A complete answer lists every line of the entries below where the string "this" appears.

[Given records — start]

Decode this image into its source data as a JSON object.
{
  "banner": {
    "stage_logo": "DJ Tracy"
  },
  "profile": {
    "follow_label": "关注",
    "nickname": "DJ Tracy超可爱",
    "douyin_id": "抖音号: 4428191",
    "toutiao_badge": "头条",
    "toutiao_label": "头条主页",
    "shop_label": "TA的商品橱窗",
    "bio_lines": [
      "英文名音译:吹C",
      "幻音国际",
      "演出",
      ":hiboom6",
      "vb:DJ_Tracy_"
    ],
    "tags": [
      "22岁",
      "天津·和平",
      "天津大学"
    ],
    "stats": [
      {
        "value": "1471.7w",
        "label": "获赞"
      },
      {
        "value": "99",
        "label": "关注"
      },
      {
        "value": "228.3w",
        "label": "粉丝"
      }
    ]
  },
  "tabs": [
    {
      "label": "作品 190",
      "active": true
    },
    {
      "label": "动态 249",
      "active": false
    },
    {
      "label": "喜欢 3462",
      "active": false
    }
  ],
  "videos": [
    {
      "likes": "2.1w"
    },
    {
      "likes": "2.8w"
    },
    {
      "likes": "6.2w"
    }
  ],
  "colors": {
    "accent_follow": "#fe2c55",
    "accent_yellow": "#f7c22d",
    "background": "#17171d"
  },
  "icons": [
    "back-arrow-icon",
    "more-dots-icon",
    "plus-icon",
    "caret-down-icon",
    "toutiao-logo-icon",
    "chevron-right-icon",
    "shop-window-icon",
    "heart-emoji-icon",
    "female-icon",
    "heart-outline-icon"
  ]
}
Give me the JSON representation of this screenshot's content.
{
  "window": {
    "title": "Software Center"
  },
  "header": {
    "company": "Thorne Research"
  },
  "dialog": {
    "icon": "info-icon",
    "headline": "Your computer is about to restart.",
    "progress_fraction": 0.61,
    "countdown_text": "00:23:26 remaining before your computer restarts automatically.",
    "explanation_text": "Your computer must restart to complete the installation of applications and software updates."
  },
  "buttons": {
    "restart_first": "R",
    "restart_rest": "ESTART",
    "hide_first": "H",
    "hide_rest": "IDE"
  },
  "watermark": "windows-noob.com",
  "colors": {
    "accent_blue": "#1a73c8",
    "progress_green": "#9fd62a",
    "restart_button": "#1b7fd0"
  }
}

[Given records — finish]

→ **Finished exercise**
Decode this image into its source data as a JSON object.
Give me the JSON representation of this screenshot's content.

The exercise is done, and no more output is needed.